Could you output the complete listing given below exactly?

*** Dataset records ***

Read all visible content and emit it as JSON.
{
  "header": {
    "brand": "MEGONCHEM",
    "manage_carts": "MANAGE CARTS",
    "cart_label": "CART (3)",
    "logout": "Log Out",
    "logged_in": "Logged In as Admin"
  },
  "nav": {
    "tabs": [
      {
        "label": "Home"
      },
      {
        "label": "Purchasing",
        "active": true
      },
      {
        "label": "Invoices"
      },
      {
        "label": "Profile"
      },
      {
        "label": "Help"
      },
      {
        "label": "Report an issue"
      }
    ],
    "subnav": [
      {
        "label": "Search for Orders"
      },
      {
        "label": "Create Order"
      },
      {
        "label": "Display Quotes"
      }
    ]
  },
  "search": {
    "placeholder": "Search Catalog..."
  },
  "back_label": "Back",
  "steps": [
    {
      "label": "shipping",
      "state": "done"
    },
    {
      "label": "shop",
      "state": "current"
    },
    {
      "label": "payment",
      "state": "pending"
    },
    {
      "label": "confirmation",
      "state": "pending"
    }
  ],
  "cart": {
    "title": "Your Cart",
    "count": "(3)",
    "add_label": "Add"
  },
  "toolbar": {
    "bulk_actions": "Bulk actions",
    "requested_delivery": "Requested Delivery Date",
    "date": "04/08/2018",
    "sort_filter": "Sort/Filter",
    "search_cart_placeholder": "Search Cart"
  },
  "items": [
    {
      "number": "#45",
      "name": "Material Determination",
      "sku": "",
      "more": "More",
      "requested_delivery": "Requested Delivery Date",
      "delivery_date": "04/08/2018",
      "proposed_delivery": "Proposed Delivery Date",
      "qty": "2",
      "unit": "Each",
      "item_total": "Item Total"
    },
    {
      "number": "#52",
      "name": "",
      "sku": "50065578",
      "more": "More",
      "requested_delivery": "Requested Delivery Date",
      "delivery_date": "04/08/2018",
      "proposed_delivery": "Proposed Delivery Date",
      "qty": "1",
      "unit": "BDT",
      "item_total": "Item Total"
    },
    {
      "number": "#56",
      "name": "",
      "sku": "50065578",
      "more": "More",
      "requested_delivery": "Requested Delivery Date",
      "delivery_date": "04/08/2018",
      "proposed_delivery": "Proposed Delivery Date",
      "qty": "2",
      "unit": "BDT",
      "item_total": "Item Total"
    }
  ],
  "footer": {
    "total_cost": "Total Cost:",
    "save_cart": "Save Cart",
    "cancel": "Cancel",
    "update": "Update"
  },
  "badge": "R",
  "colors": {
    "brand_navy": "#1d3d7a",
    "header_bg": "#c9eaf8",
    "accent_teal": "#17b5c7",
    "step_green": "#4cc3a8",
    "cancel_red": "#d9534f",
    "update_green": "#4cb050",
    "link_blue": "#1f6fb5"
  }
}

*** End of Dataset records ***

### Written response
Read all visible content and emit it as JSON.
{
  "header": {
    "brand": "MEGONCHEM",
    "manage_carts": "MANAGE CARTS",
    "cart_label": "CART (3)",
    "logout": "Log Out",
    "logged_in": "Logged In as Admin"
  },
  "nav": {
    "tabs": [
      {
        "label": "Home"
      },
      {
        "label": "Purchasing",
        "active": true
      },
      {
        "label": "Invoices"
      },
      {
        "label": "Profile"
      },
      {
        "label": "Help"
      },
      {
        "label": "Report an issue"
      }
    ],
    "subnav": [
      {
        "label": "Search for Orders"
      },
      {
        "label": "Create Order"
      },
      {
        "label": "Display Quotes"
      }
    ]
  },
  "search": {
    "placeholder": "Search Catalog..."
  },
  "back_label": "Back",
  "steps": [
    {
      "label": "shipping",
      "state": "done"
    },
    {
      "label": "shop",
      "state": "current"
    },
    {
      "label": "payment",
      "state": "pending"
    },
    {
      "label": "confirmation",
      "state": "pending"
    }
  ],
  "cart": {
    "title": "Your Cart",
    "count": "(3)",
    "add_label": "Add"
  },
  "toolbar": {
    "bulk_actions": "Bulk actions",
    "requested_delivery": "Requested Delivery Date",
    "date": "04/08/2018",
    "sort_filter": "Sort/Filter",
    "search_cart_placeholder": "Search Cart"
  },
  "items": [
    {
      "number": "#45",
      "name": "Material Determination",
      "sku": "",
      "more": "More",
      "requested_delivery": "Requested Delivery Date",
      "delivery_date": "04/08/2018",
      "proposed_delivery": "Proposed Delivery Date",
      "qty": "2",
      "unit": "Each",
      "item_total": "Item Total"
    },
    {
      "number": "#52",
      "name": "",
      "sku": "50065578",
      "more": "More",
      "requested_delivery": "Requested Delivery Date",
      "delivery_date": "04/08/2018",
      "proposed_delivery": "Proposed Delivery Date",
      "qty": "1",
      "unit": "BDT",
      "item_total": "Item Total"
    },
    {
      "number": "#56",
      "name": "",
      "sku": "50065578",
      "more": "More",
      "requested_delivery": "Requested Delivery Date",
      "delivery_date": "04/08/2018",
      "proposed_delivery": "Proposed Delivery Date",
      "qty": "2",
      "unit": "BDT",
      "item_total": "Item Total"
    }
  ],
  "footer": {
    "total_cost": "Total Cost:",
    "save_cart": "Save Cart",
    "cancel": "Cancel",
    "update": "Update"
  },
  "badge": "R",
  "colors": {
    "brand_navy": "#1d3d7a",
    "header_bg": "#c9eaf8",
    "accent_teal": "#17b5c7",
    "step_green": "#4cc3a8",
    "cancel_red": "#d9534f",
    "update_green": "#4cb050",
    "link_blue": "#1f6fb5"
  }
}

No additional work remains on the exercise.